• _GIVEN ENTRIES_
——————

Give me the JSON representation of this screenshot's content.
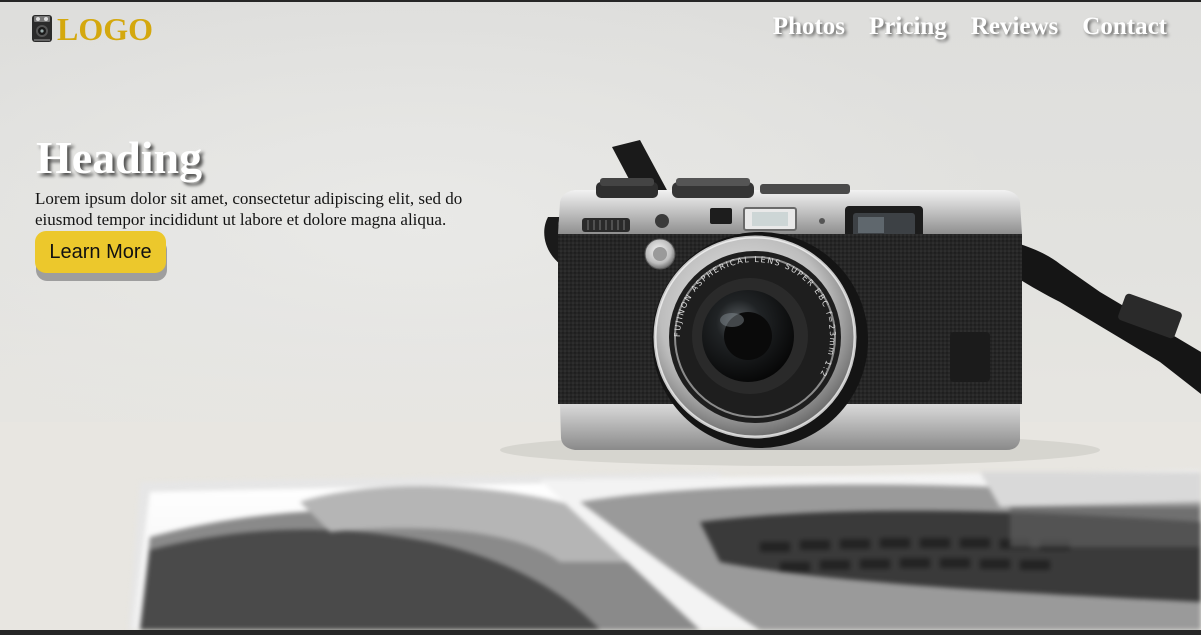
{
  "header": {
    "logo_text": "LOGO",
    "logo_icon": "vintage-camera-icon",
    "nav": [
      {
        "label": "Photos"
      },
      {
        "label": "Pricing"
      },
      {
        "label": "Reviews"
      },
      {
        "label": "Contact"
      }
    ]
  },
  "hero": {
    "heading": "Heading",
    "text": "Lorem ipsum dolor sit amet, consectetur adipiscing elit, sed do eiusmod tempor incididunt ut labore et dolore magna aliqua.",
    "cta_label": "Learn More",
    "camera_lens_text": "FUJINON ASPHERICAL LENS SUPER EBC f=23mm 1:2"
  },
  "colors": {
    "accent": "#ecc82c",
    "logo": "#d4a80e",
    "nav_text": "#ffffff",
    "camera_body": "#1f1f1f",
    "camera_chrome": "#c9c9c9"
  }
}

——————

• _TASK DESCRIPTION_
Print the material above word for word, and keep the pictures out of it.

• _RESPONSE BOX_
Give me the JSON representation of this screenshot's content.
{
  "header": {
    "logo_text": "LOGO",
    "logo_icon": "vintage-camera-icon",
    "nav": [
      {
        "label": "Photos"
      },
      {
        "label": "Pricing"
      },
      {
        "label": "Reviews"
      },
      {
        "label": "Contact"
      }
    ]
  },
  "hero": {
    "heading": "Heading",
    "text": "Lorem ipsum dolor sit amet, consectetur adipiscing elit, sed do eiusmod tempor incididunt ut labore et dolore magna aliqua.",
    "cta_label": "Learn More",
    "camera_lens_text": "FUJINON ASPHERICAL LENS SUPER EBC f=23mm 1:2"
  },
  "colors": {
    "accent": "#ecc82c",
    "logo": "#d4a80e",
    "nav_text": "#ffffff",
    "camera_body": "#1f1f1f",
    "camera_chrome": "#c9c9c9"
  }
}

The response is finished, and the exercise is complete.